EXERCISE REQUIREMENTS
Pictures do not belong in your copy. Repeat all the other data exactly.

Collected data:
BEGIN
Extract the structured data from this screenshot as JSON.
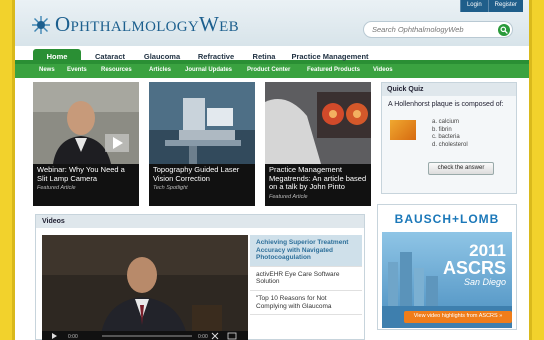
{
  "site": {
    "logo": "OphthalmologyWeb"
  },
  "topbar": {
    "login": "Login",
    "register": "Register"
  },
  "search": {
    "placeholder": "Search OphthalmologyWeb"
  },
  "nav": {
    "primary": [
      "Home",
      "Cataract",
      "Glaucoma",
      "Refractive",
      "Retina",
      "Practice Management"
    ],
    "active": "Home",
    "secondary": [
      "News",
      "Events",
      "Resources",
      "Articles",
      "Journal Updates",
      "Product Center",
      "Featured Products",
      "Videos"
    ]
  },
  "features": [
    {
      "title": "Webinar: Why You Need a Slit Lamp Camera",
      "tag": "Featured Article"
    },
    {
      "title": "Topography Guided Laser Vision Correction",
      "tag": "Tech Spotlight"
    },
    {
      "title": "Practice Management Megatrends: An article based on a talk by John Pinto",
      "tag": "Featured Article"
    }
  ],
  "quiz": {
    "header": "Quick Quiz",
    "question": "A Hollenhorst plaque is composed of:",
    "answers": [
      "a. calcium",
      "b. fibrin",
      "c. bacteria",
      "d. cholesterol"
    ],
    "button": "check the answer"
  },
  "videos": {
    "header": "Videos",
    "items": [
      "Achieving Superior Treatment Accuracy with Navigated Photocoagulation",
      "activEHR Eye Care Software Solution",
      "\"Top 10 Reasons for Not Complying with Glaucoma"
    ],
    "time": "0:00"
  },
  "ad": {
    "brand": "BAUSCH+LOMB",
    "year": "2011",
    "event": "ASCRS",
    "city": "San Diego",
    "cta": "View video highlights from ASCRS »"
  },
  "colors": {
    "accent_green": "#2a8f34",
    "brand_blue": "#1c5f8e",
    "background_yellow": "#f2d22c"
  }
}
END
EXERCISE SOLUTION
Extract the structured data from this screenshot as JSON.
{
  "site": {
    "logo": "OphthalmologyWeb"
  },
  "topbar": {
    "login": "Login",
    "register": "Register"
  },
  "search": {
    "placeholder": "Search OphthalmologyWeb"
  },
  "nav": {
    "primary": [
      "Home",
      "Cataract",
      "Glaucoma",
      "Refractive",
      "Retina",
      "Practice Management"
    ],
    "active": "Home",
    "secondary": [
      "News",
      "Events",
      "Resources",
      "Articles",
      "Journal Updates",
      "Product Center",
      "Featured Products",
      "Videos"
    ]
  },
  "features": [
    {
      "title": "Webinar: Why You Need a Slit Lamp Camera",
      "tag": "Featured Article"
    },
    {
      "title": "Topography Guided Laser Vision Correction",
      "tag": "Tech Spotlight"
    },
    {
      "title": "Practice Management Megatrends: An article based on a talk by John Pinto",
      "tag": "Featured Article"
    }
  ],
  "quiz": {
    "header": "Quick Quiz",
    "question": "A Hollenhorst plaque is composed of:",
    "answers": [
      "a. calcium",
      "b. fibrin",
      "c. bacteria",
      "d. cholesterol"
    ],
    "button": "check the answer"
  },
  "videos": {
    "header": "Videos",
    "items": [
      "Achieving Superior Treatment Accuracy with Navigated Photocoagulation",
      "activEHR Eye Care Software Solution",
      "\"Top 10 Reasons for Not Complying with Glaucoma"
    ],
    "time": "0:00"
  },
  "ad": {
    "brand": "BAUSCH+LOMB",
    "year": "2011",
    "event": "ASCRS",
    "city": "San Diego",
    "cta": "View video highlights from ASCRS »"
  },
  "colors": {
    "accent_green": "#2a8f34",
    "brand_blue": "#1c5f8e",
    "background_yellow": "#f2d22c"
  }
}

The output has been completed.